Robert Spencer was the son of a Swedenborgian minister. He briefly studied medicine as a young man living in his native Nebraska, but then decided to train as an artist and moved to New York City. He enrolled in the National Academy of Design, and later studied with William Merritt Chase and Robert Henri at the New York School of Art. Henri would become a lasting influence on Spencer’s own artistic style. In 1906 he moved to New Hope, Pennsylvania, where he studied with Daniel Garber, a renowned American Impressionist in the artists’ colony there. Spencer spent the next twenty-five years in New Hope, becoming of the most prominent artists living there. He enjoyed critical and commercial success.
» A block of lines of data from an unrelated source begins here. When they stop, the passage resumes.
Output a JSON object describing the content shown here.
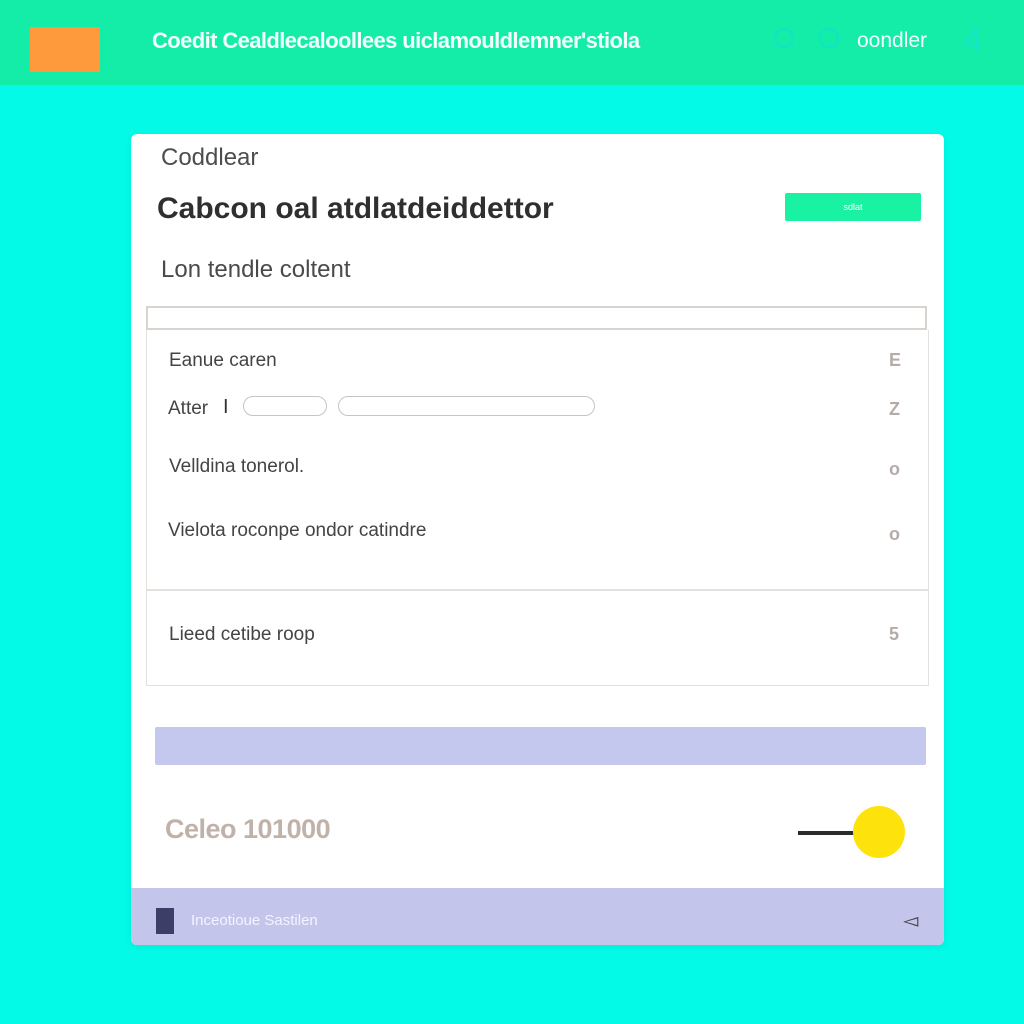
{
  "header": {
    "title": "Coedit Cealdlecaloollees uiclamouldlemner'stiola",
    "order_label": "oondler",
    "badge_number": "4",
    "colors": {
      "bar": "#14eda8",
      "logo": "#ff9a3c",
      "page_background": "#02fae6"
    },
    "icons": [
      "logo-block",
      "circle-icon",
      "circle-icon"
    ]
  },
  "card": {
    "eyebrow": "Coddlear",
    "title": "Cabcon oal atdlatdeiddettor",
    "primary_button_label": "sdlat",
    "subtitle": "Lon tendle coltent",
    "search_value": "",
    "rows": [
      {
        "label": "Eanue caren",
        "num": "E"
      },
      {
        "label": "Atter",
        "num": "Z"
      },
      {
        "label": "Velldina tonerol.",
        "num": "o"
      },
      {
        "label": "Vielota roconpe ondor catindre",
        "num": "o"
      }
    ],
    "group_row": {
      "label": "Lieed cetibe roop",
      "num": "5"
    },
    "total_label": "Celeo 101000",
    "toggle_on": true,
    "colors": {
      "accent": "#19f2a3",
      "progress": "#c4c8ee",
      "toggle": "#fde20b"
    }
  },
  "footer": {
    "label": "Inceotioue Sastilen",
    "icons": [
      "document-icon",
      "speaker-icon"
    ]
  }
}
Spencer’s work was quite visible in the New York art word and beyond. The Metropolitan Museum of Art purchased one his paintings, titled Repairing the Bridge, in 1914. In 1915 the artist won the gold medal at the Panama-Pacific International Exposition in San Francisco. He also befriended Duncan Phillips, an important collector and future founder of the Phillips Collection in Washington, D.C. Phillips purchased eight canvases by the artist, and after Spencer’s death said, “there was no other painter, not John Sloan or Edward Hopper, more pungently American in expression.” Spencer suffered from severe depression and also had a terribly unhappy marriage to Margaret Fulton, also an artist. He took his own life in 1931 at the age of fifty-two. Today his paintings are included in such distinguished collections as the Brooklyn Museum, the Carnegie Institute, the Corcoran Gallery of Art, and the Detroit Institute of Arts.